Well said Homeland colors. We recognized the end of the "civil rights movement - black revolution" in 1976. We still have a problem with "what constitutes education"... the drop-out rate says that we are just not "getting it" (in terms of education). But is education defined only by white academic standards, in our weakest areas... and why are these areas weak among our children... why do they become alienated so quickly? Ending poverty will not end "poverty mentality". You can take a person out of the ghetto, but taking the ghetto out of the person is MISSION IMPOSSIBLE.

I am tired of asking WHY? I have started asking WHY NOT?

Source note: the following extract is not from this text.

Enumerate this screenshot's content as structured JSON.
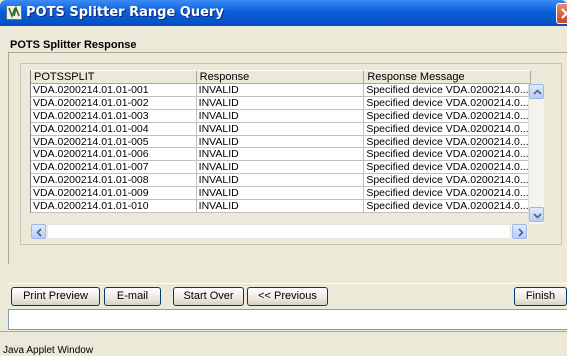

J. Scott said...

Living within the impoverished black community in Baltimore for a few years opened my eyes in a lot of ways. I gained a greater understanding of what has created and perpetuates the trends of urban black poverty. But in my day to day dealings with black parents from that community, I've slowly seen my hope for that population start to fade. The magnetic power of street life and street culture combined with 'generational curses', absent fatherhood, and general disillusionment makes me quite skeptical that we will ever see an end or even a reversal of the trends that keep black communities such as Baltimore's impoverished. The best that we can really do is try to reach out to the enlightened children that are endowed with an understanding that they are surrounded by madness, and are in search of an alternative.

Eddie G. Griffin said...

Building a more perfect community is a love-hate thing. You got to love it, in order to even have a desire to improve it. But you got to hate it enough to change it. Someone like me, from Fort Worth, cannot tell Baltimore how to solve its problems. I'm too busy trying make Fort Worth the "model city" to emulate... which means solving problems here at home first, then exporting the solution abroad. By the grace of God, we have taken some baby steps forward.

Lucy said...

I'm glad there is even discourse about this. This blog is great. I hope you get a chance to publish the book, and that it flies off the shelves. I'll be stopping back often. I'm a standup comedienne in NYC talking about these issues. I speak "white" and I have a black skin, so it's astonishing to most audiences to hear what I have to say about race.

Thanks again for making such a stride with this blog/book--definitely a move in the right direction